property and consequently the group was trespassing! The protestors
melted away into the twilight of a beautiful sunset and to a good
There was also the incident when Mervyn de Silva (Andea) led a
demonstration against Sir Ivor and the latter had demanded to know under
what section of the constitution it was being carried out. Mervyn had
replied "Sir, we are without a constitution but within the law" and it
had ended the argument.
However, one also recalls how earlier, Sir Ivor had caught Mervyn (Andea)
along with Constantine (Connie) and Mervyn Perera redhanded, gambling at
the "cut table" in the Common Room (this was in 1951 at Thurstan Road)
and promptly suspended all of them for two weeks.
In January 1955 Sir Ivor Jennings bade farewell to the University to
take up an appointment as Master of Trinity Hall, Cambridge. It was a
sad occasion and one remembers all the students lined up on the campus
road from the Lodge onwards as Sir Ivor drove along it for the last time
in his old Vauxhall Wyvern EL 3489 preceded by a motor cycle escort of
students led by Willie (Bada) Perera, A.P. Ranatunga and Bandula (Balu)
Silva on their motor bikes.
However even after he left, Sir Ivor never forget Peradeniya or its
students. Seven years later he made a visit to Peradeniya on August 2,
1962 and one can imagine his feelings when he saw his old familiar
campus, the new buildings, the trees he had planted grown up, had lunch
at the Lodge and had a nap in his old bed before addressing a packed
Arts Theatre overflowing with students and staff.
He did not forget his old students either. I still have a letter from
him as Master of Trinity Hall wherein he pledged his assistance in
securing a scholarship to Cambridge for my postgraduate studies for a
doctorate.

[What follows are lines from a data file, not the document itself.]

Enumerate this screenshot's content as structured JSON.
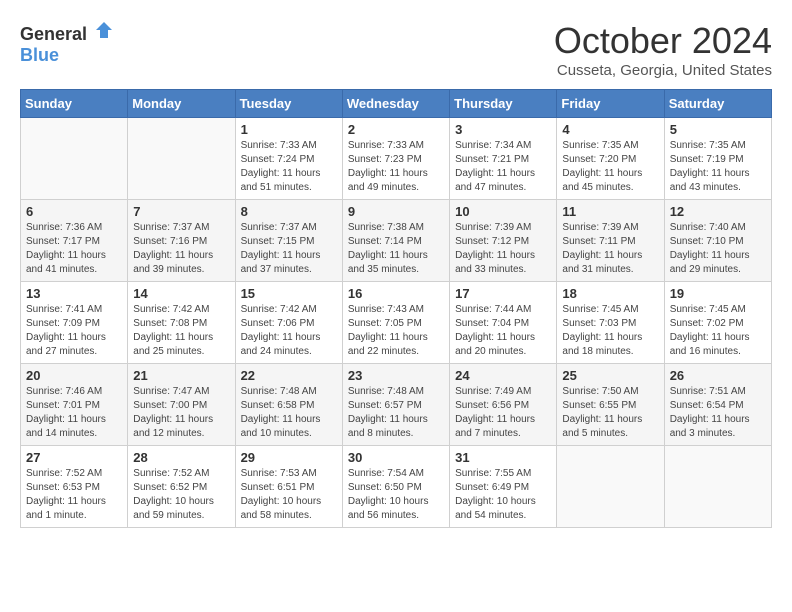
{
  "header": {
    "logo_general": "General",
    "logo_blue": "Blue",
    "month": "October 2024",
    "location": "Cusseta, Georgia, United States"
  },
  "weekdays": [
    "Sunday",
    "Monday",
    "Tuesday",
    "Wednesday",
    "Thursday",
    "Friday",
    "Saturday"
  ],
  "weeks": [
    [
      {
        "day": "",
        "sunrise": "",
        "sunset": "",
        "daylight": ""
      },
      {
        "day": "",
        "sunrise": "",
        "sunset": "",
        "daylight": ""
      },
      {
        "day": "1",
        "sunrise": "Sunrise: 7:33 AM",
        "sunset": "Sunset: 7:24 PM",
        "daylight": "Daylight: 11 hours and 51 minutes."
      },
      {
        "day": "2",
        "sunrise": "Sunrise: 7:33 AM",
        "sunset": "Sunset: 7:23 PM",
        "daylight": "Daylight: 11 hours and 49 minutes."
      },
      {
        "day": "3",
        "sunrise": "Sunrise: 7:34 AM",
        "sunset": "Sunset: 7:21 PM",
        "daylight": "Daylight: 11 hours and 47 minutes."
      },
      {
        "day": "4",
        "sunrise": "Sunrise: 7:35 AM",
        "sunset": "Sunset: 7:20 PM",
        "daylight": "Daylight: 11 hours and 45 minutes."
      },
      {
        "day": "5",
        "sunrise": "Sunrise: 7:35 AM",
        "sunset": "Sunset: 7:19 PM",
        "daylight": "Daylight: 11 hours and 43 minutes."
      }
    ],
    [
      {
        "day": "6",
        "sunrise": "Sunrise: 7:36 AM",
        "sunset": "Sunset: 7:17 PM",
        "daylight": "Daylight: 11 hours and 41 minutes."
      },
      {
        "day": "7",
        "sunrise": "Sunrise: 7:37 AM",
        "sunset": "Sunset: 7:16 PM",
        "daylight": "Daylight: 11 hours and 39 minutes."
      },
      {
        "day": "8",
        "sunrise": "Sunrise: 7:37 AM",
        "sunset": "Sunset: 7:15 PM",
        "daylight": "Daylight: 11 hours and 37 minutes."
      },
      {
        "day": "9",
        "sunrise": "Sunrise: 7:38 AM",
        "sunset": "Sunset: 7:14 PM",
        "daylight": "Daylight: 11 hours and 35 minutes."
      },
      {
        "day": "10",
        "sunrise": "Sunrise: 7:39 AM",
        "sunset": "Sunset: 7:12 PM",
        "daylight": "Daylight: 11 hours and 33 minutes."
      },
      {
        "day": "11",
        "sunrise": "Sunrise: 7:39 AM",
        "sunset": "Sunset: 7:11 PM",
        "daylight": "Daylight: 11 hours and 31 minutes."
      },
      {
        "day": "12",
        "sunrise": "Sunrise: 7:40 AM",
        "sunset": "Sunset: 7:10 PM",
        "daylight": "Daylight: 11 hours and 29 minutes."
      }
    ],
    [
      {
        "day": "13",
        "sunrise": "Sunrise: 7:41 AM",
        "sunset": "Sunset: 7:09 PM",
        "daylight": "Daylight: 11 hours and 27 minutes."
      },
      {
        "day": "14",
        "sunrise": "Sunrise: 7:42 AM",
        "sunset": "Sunset: 7:08 PM",
        "daylight": "Daylight: 11 hours and 25 minutes."
      },
      {
        "day": "15",
        "sunrise": "Sunrise: 7:42 AM",
        "sunset": "Sunset: 7:06 PM",
        "daylight": "Daylight: 11 hours and 24 minutes."
      },
      {
        "day": "16",
        "sunrise": "Sunrise: 7:43 AM",
        "sunset": "Sunset: 7:05 PM",
        "daylight": "Daylight: 11 hours and 22 minutes."
      },
      {
        "day": "17",
        "sunrise": "Sunrise: 7:44 AM",
        "sunset": "Sunset: 7:04 PM",
        "daylight": "Daylight: 11 hours and 20 minutes."
      },
      {
        "day": "18",
        "sunrise": "Sunrise: 7:45 AM",
        "sunset": "Sunset: 7:03 PM",
        "daylight": "Daylight: 11 hours and 18 minutes."
      },
      {
        "day": "19",
        "sunrise": "Sunrise: 7:45 AM",
        "sunset": "Sunset: 7:02 PM",
        "daylight": "Daylight: 11 hours and 16 minutes."
      }
    ],
    [
      {
        "day": "20",
        "sunrise": "Sunrise: 7:46 AM",
        "sunset": "Sunset: 7:01 PM",
        "daylight": "Daylight: 11 hours and 14 minutes."
      },
      {
        "day": "21",
        "sunrise": "Sunrise: 7:47 AM",
        "sunset": "Sunset: 7:00 PM",
        "daylight": "Daylight: 11 hours and 12 minutes."
      },
      {
        "day": "22",
        "sunrise": "Sunrise: 7:48 AM",
        "sunset": "Sunset: 6:58 PM",
        "daylight": "Daylight: 11 hours and 10 minutes."
      },
      {
        "day": "23",
        "sunrise": "Sunrise: 7:48 AM",
        "sunset": "Sunset: 6:57 PM",
        "daylight": "Daylight: 11 hours and 8 minutes."
      },
      {
        "day": "24",
        "sunrise": "Sunrise: 7:49 AM",
        "sunset": "Sunset: 6:56 PM",
        "daylight": "Daylight: 11 hours and 7 minutes."
      },
      {
        "day": "25",
        "sunrise": "Sunrise: 7:50 AM",
        "sunset": "Sunset: 6:55 PM",
        "daylight": "Daylight: 11 hours and 5 minutes."
      },
      {
        "day": "26",
        "sunrise": "Sunrise: 7:51 AM",
        "sunset": "Sunset: 6:54 PM",
        "daylight": "Daylight: 11 hours and 3 minutes."
      }
    ],
    [
      {
        "day": "27",
        "sunrise": "Sunrise: 7:52 AM",
        "sunset": "Sunset: 6:53 PM",
        "daylight": "Daylight: 11 hours and 1 minute."
      },
      {
        "day": "28",
        "sunrise": "Sunrise: 7:52 AM",
        "sunset": "Sunset: 6:52 PM",
        "daylight": "Daylight: 10 hours and 59 minutes."
      },
      {
        "day": "29",
        "sunrise": "Sunrise: 7:53 AM",
        "sunset": "Sunset: 6:51 PM",
        "daylight": "Daylight: 10 hours and 58 minutes."
      },
      {
        "day": "30",
        "sunrise": "Sunrise: 7:54 AM",
        "sunset": "Sunset: 6:50 PM",
        "daylight": "Daylight: 10 hours and 56 minutes."
      },
      {
        "day": "31",
        "sunrise": "Sunrise: 7:55 AM",
        "sunset": "Sunset: 6:49 PM",
        "daylight": "Daylight: 10 hours and 54 minutes."
      },
      {
        "day": "",
        "sunrise": "",
        "sunset": "",
        "daylight": ""
      },
      {
        "day": "",
        "sunrise": "",
        "sunset": "",
        "daylight": ""
      }
    ]
  ]
}
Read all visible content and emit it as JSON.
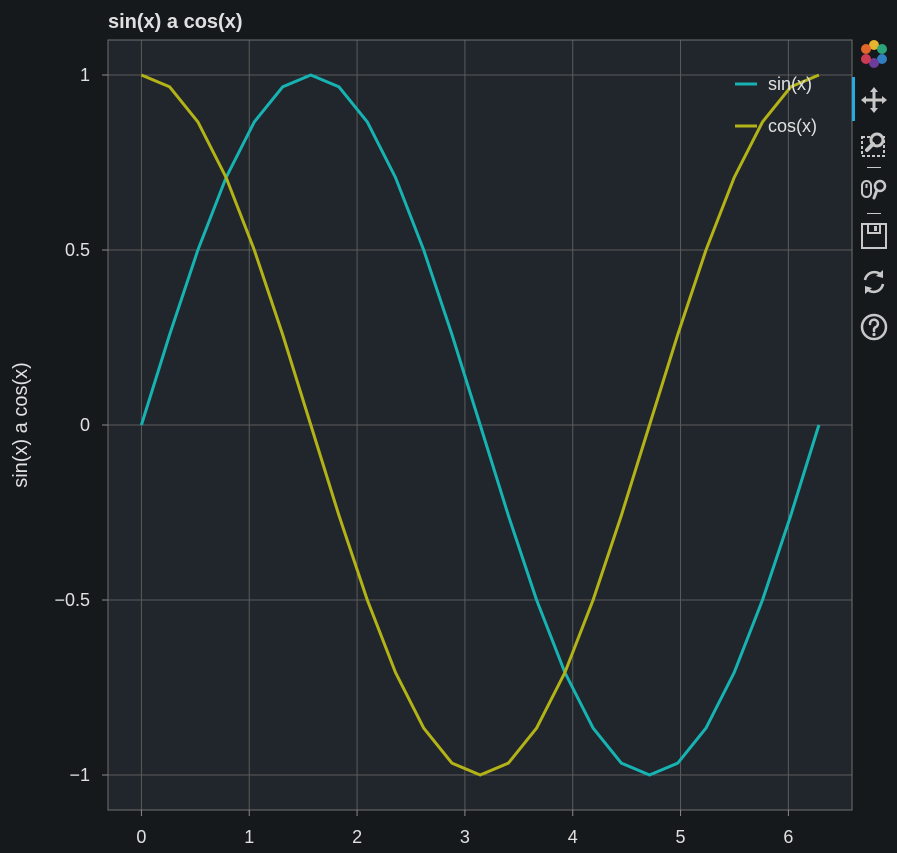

However, unfortunately, the premature death of my father and
resultant family problems and responsibilities forced me to shelve all
It is also an unfortunate fact that relatively little recognition has
been accorded to him for decades for all his efforts and it was only
recently that at least a Hall of Residence, Jennings Hall has been named
The writer is a former Commissioner of Inland Revenue, Secretary of
the 1990 Presidential Taxation Commission, Past President of the Sri
Lanka Institute of Taxation and presently Editor/ Consultant at the
Institute of Policy Studies.